Online security is something everybody should take seriously but it’s especially crucial for businesses. Falling victim to an online scam or having systems infected with a virus could not only affect your ability to get work done, it could cost money and impact your company’s reputation. But this doesn’t need to be complicated or expensive. Here are five easy steps you can take right away to improve the IT security of your small business.
Simple, but very important. Updating operating systems, applications and hardware firmware can protect against the latest threats. It’s also important to keep browser plugins like Flash and Java up to date as they are a common attack vector.
Most software will have an automatic update option so you don’t even need to do anything. If this isn’t available there is usually, at, at least, a way to receive an alert when a new update is available to download.
Weak passwords are a major vulnerability. Passwords should be long and near impossible to guess, and they should also be unique. Never reuse passwords.
A password manager tool is recommended. This will securely store your logins (and provide other useful features like password generation) so you can have unique, strong passwords but never have to worry about remembering them.
Some password managers also offer business features to help manage logins with group policies. This can also be helpful if you need to grant access to employees but don’t want to give away the password.

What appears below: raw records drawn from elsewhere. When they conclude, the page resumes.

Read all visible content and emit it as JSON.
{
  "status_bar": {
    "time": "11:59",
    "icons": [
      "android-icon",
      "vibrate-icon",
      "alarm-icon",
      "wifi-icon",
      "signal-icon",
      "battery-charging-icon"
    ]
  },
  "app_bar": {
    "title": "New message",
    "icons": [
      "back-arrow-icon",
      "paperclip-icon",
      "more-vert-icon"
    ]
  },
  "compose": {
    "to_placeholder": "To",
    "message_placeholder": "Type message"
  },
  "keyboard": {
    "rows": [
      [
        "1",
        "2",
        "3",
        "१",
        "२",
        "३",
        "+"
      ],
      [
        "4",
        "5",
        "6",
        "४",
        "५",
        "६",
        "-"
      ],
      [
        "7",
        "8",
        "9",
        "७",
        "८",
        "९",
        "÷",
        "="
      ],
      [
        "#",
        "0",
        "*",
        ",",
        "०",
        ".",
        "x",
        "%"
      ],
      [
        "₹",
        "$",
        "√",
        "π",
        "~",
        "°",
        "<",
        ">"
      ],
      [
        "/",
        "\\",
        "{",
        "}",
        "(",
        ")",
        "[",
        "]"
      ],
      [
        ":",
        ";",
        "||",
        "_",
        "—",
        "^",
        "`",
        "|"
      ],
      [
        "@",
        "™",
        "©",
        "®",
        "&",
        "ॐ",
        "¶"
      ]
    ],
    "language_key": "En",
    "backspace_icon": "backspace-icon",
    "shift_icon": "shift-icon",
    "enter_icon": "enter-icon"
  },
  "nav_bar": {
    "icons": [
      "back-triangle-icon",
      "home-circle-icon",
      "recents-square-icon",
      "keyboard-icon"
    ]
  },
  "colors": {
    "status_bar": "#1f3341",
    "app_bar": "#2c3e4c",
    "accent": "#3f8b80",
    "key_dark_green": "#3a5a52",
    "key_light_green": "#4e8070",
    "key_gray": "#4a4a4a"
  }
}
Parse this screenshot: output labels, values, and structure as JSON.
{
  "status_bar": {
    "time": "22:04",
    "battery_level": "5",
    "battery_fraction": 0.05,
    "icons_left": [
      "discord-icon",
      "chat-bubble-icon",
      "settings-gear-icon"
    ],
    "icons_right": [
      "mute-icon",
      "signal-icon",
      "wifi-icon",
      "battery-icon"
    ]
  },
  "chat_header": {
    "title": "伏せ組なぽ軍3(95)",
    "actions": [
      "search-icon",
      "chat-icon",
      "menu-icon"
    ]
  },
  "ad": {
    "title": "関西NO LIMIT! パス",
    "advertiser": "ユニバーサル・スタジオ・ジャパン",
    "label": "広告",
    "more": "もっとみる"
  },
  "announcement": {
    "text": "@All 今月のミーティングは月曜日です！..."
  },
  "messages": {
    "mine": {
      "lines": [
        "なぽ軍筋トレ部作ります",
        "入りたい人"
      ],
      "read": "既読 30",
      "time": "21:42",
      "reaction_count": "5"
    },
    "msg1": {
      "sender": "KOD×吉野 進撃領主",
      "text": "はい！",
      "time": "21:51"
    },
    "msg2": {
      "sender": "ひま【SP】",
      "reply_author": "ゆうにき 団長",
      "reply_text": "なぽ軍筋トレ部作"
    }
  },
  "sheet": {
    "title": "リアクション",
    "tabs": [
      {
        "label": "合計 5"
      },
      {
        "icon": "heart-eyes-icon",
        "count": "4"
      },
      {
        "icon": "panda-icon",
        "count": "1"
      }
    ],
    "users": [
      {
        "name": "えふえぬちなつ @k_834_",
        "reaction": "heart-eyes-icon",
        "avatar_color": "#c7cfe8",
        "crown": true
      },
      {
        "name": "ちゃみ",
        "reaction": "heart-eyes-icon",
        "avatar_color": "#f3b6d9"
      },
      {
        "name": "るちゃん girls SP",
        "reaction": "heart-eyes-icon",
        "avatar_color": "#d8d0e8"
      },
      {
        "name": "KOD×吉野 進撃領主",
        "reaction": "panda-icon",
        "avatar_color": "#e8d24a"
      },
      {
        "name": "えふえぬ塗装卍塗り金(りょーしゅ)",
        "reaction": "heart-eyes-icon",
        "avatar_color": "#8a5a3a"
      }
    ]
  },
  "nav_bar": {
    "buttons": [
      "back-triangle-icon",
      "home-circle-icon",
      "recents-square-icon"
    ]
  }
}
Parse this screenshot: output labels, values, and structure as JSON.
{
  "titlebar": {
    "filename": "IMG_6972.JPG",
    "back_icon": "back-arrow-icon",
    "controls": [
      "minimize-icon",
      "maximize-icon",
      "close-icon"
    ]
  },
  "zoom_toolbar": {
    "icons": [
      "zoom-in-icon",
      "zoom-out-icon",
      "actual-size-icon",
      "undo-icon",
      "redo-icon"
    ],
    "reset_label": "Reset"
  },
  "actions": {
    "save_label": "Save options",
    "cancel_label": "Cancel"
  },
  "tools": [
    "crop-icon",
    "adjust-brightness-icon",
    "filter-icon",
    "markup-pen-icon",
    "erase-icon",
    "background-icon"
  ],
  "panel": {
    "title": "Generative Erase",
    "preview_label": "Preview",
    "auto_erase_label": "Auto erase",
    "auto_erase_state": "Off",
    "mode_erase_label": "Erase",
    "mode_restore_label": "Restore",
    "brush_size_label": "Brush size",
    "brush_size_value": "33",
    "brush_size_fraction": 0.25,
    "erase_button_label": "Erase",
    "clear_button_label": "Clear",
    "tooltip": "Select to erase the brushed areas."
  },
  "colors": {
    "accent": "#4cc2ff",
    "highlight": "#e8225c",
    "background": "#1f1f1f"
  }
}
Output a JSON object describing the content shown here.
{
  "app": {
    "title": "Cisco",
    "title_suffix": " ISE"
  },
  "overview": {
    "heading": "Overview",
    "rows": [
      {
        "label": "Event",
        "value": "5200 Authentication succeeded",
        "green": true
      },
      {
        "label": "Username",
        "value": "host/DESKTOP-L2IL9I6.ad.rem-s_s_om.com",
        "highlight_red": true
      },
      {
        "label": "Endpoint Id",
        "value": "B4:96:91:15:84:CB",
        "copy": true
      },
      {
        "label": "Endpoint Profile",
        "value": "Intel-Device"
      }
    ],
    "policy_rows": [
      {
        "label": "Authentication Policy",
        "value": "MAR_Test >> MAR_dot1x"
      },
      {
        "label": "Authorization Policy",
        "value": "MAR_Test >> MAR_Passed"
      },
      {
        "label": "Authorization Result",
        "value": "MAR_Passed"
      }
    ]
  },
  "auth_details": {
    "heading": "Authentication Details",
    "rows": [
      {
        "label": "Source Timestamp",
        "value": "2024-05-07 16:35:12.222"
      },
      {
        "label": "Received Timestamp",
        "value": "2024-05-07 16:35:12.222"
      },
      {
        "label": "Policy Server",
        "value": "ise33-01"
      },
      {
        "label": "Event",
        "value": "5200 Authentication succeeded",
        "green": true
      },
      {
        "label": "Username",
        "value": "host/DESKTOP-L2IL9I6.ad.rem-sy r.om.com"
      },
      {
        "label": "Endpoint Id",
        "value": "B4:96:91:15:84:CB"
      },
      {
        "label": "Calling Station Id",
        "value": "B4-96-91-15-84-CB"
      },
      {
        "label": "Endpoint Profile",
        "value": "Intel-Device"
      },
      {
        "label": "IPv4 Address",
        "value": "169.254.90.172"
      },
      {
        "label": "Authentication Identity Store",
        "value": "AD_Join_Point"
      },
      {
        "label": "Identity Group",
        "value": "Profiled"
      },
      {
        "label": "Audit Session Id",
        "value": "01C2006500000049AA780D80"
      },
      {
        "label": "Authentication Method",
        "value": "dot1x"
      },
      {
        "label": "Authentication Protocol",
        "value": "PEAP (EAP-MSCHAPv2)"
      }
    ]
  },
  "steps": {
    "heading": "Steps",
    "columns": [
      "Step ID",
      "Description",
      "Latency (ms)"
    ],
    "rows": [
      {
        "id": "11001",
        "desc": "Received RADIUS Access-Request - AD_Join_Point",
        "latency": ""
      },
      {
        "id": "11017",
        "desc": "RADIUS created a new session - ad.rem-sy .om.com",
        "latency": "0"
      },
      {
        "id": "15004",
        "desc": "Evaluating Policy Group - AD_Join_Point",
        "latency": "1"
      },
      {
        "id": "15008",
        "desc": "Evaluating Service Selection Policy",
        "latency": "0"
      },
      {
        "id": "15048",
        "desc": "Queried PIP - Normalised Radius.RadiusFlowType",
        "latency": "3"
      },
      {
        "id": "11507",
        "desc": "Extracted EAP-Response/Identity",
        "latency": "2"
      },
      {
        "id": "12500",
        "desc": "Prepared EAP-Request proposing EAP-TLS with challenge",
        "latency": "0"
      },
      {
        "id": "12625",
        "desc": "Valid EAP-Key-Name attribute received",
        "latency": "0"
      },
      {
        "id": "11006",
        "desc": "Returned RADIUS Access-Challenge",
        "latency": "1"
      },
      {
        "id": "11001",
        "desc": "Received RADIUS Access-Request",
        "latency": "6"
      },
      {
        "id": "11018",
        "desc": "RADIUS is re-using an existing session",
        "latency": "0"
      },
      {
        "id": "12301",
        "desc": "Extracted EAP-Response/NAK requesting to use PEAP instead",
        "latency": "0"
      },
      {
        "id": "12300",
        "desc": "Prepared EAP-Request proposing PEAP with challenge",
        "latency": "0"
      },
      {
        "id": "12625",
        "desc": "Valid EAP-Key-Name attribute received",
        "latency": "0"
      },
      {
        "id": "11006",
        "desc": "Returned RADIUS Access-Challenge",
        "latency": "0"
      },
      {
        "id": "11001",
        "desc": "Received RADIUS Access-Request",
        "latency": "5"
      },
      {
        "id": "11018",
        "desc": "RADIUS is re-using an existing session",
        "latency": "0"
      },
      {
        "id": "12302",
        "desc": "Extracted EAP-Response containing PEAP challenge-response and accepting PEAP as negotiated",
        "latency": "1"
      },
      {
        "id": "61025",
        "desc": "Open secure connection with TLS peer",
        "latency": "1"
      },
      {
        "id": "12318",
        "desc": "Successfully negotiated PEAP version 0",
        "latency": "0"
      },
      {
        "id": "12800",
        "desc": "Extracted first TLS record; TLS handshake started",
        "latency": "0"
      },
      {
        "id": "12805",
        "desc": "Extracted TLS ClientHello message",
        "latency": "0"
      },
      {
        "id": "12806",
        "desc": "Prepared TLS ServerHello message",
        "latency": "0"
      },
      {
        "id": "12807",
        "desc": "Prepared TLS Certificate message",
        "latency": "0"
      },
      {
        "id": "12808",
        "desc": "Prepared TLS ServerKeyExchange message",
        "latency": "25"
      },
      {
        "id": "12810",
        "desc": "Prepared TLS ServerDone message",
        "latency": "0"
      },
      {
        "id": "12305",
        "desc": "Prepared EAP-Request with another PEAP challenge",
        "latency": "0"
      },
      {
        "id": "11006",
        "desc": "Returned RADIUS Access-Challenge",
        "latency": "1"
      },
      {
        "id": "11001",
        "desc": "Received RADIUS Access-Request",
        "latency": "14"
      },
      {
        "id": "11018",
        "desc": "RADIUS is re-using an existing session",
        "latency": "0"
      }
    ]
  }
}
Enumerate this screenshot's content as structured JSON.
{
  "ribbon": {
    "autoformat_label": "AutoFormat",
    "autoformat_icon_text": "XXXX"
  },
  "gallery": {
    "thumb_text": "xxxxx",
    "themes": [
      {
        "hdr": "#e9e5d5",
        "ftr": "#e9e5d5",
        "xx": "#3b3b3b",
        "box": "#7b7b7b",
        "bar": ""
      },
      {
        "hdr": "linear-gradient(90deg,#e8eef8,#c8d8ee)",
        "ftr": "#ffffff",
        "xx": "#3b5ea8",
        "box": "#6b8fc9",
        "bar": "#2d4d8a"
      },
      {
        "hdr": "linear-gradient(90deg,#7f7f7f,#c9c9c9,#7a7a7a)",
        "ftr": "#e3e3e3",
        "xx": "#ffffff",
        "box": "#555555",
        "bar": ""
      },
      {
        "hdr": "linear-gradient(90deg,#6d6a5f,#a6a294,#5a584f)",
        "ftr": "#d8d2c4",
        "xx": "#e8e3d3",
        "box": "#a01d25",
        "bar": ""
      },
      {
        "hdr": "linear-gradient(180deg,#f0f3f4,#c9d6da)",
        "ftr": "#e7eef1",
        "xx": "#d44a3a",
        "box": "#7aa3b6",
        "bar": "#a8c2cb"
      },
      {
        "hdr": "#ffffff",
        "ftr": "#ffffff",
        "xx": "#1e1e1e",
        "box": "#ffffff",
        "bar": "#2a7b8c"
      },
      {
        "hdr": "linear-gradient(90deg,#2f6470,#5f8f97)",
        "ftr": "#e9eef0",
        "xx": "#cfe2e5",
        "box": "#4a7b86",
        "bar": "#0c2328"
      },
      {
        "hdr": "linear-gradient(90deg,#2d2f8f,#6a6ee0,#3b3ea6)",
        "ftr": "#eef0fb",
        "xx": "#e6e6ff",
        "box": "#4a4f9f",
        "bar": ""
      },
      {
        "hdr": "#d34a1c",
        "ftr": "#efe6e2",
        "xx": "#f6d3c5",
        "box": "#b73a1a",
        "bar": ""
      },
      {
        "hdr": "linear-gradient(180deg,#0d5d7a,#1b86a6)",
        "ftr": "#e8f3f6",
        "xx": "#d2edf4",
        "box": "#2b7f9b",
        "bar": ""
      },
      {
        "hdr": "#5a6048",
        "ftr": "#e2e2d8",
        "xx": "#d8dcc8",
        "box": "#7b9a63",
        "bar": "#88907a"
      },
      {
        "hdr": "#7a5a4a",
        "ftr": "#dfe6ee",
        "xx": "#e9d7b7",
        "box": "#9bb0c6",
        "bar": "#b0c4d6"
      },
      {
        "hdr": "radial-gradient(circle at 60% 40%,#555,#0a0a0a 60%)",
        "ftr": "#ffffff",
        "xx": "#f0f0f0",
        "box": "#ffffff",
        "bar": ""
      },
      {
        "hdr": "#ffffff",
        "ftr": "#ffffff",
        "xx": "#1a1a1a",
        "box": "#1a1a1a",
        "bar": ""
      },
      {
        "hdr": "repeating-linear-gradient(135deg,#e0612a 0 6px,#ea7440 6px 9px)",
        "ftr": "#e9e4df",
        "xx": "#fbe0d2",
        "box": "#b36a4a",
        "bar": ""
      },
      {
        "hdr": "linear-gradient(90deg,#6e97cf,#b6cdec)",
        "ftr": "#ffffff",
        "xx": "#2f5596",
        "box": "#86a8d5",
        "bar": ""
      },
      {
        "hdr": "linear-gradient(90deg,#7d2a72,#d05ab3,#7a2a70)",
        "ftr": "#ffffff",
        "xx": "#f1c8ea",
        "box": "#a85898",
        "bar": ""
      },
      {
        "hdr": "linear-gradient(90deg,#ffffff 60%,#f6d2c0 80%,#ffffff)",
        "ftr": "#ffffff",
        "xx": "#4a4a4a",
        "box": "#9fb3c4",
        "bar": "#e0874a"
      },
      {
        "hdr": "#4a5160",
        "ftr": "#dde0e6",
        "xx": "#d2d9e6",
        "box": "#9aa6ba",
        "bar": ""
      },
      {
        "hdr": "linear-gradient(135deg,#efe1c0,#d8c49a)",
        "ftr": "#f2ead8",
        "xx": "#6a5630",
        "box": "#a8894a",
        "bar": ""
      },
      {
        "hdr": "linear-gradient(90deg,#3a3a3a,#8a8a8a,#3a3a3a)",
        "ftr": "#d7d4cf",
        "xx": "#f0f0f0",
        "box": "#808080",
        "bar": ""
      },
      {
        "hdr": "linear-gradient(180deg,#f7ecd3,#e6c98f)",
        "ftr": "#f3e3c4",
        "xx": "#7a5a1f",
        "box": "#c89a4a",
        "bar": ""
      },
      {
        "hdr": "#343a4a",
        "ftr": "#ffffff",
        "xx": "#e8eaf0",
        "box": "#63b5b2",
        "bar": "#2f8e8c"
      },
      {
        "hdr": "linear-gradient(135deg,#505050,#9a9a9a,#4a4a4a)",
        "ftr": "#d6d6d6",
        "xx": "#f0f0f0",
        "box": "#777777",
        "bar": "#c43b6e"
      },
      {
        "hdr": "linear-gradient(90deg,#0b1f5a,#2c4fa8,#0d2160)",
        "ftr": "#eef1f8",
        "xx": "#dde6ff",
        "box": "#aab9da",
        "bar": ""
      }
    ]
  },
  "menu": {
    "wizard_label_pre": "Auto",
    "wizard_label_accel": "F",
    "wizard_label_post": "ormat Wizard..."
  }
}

Anti-virus software is a basic requirement to help block dangerous software and clear out infections. This does not have to cost money as the free options like Microsoft Defender, Avast! Antivirus and Panda Free Antivirus are perfectly capable though the licensing terms may not permit business use. If you need to buy a license look for a small business package to keep costs down.
For additional protection, a tool like Malwarebytes Anti-Malware can sit alongside your anti-virus to protect against other threats. These are particularly useful for clearing out spyware and trojans.
Other useful software includes encryption tools such as VeraCrypt for password protecting files, web browser protection like the NoScript add-on and a wiping utility like the open source Eraser to securely delete sensitive data.
Losing a laptop or smartphone could have devastating consequences if it contains sensitive data about your customers or business.
All devices should be locked with passwords so a thief cannot immediately gain access. Additionally, disk encryption can be used to block access to the files and software until the correct password is supplied. This feature is built into Android and Apple mobile hardware, and can be achieved on desktop or laptop computers with third party software or bundled utilities like Apple’s FileVault.
Tracking software can be used to locate and remotely wipe lost devices. Again this is a feature you’ll find integrated with smartphones and tablets. For desktop and laptop computers there’s software like Prey which offers similar capabilities.
Taking the time to save copies of important files is incredibly important for a business. Data you don’t have backed up is data you don’t need.
Use the 3-2-1 rule. That means you should have 3 copies of any important files on 2 different types of storage devices, 1 of which should be in a different location. So as well as saving copies to an external hard drive you keep nearby, also save data to a CD/DVD (or another storage medium) and have a further backup that’s stored elsewhere just in case the local copies are stolen or destroyed. Cloud storage is handy for this though you can also use a physical storage device like a hard drive or optical disc which is safely stashed with a friend or colleague.
We would like to thank Matt Powell for writing this article for Westtek, which we are sure, will help many small business owners address these important points with their existing IT Support companies. Should you need any advice on the above points, please do contact us.
Editor at Broadband Genie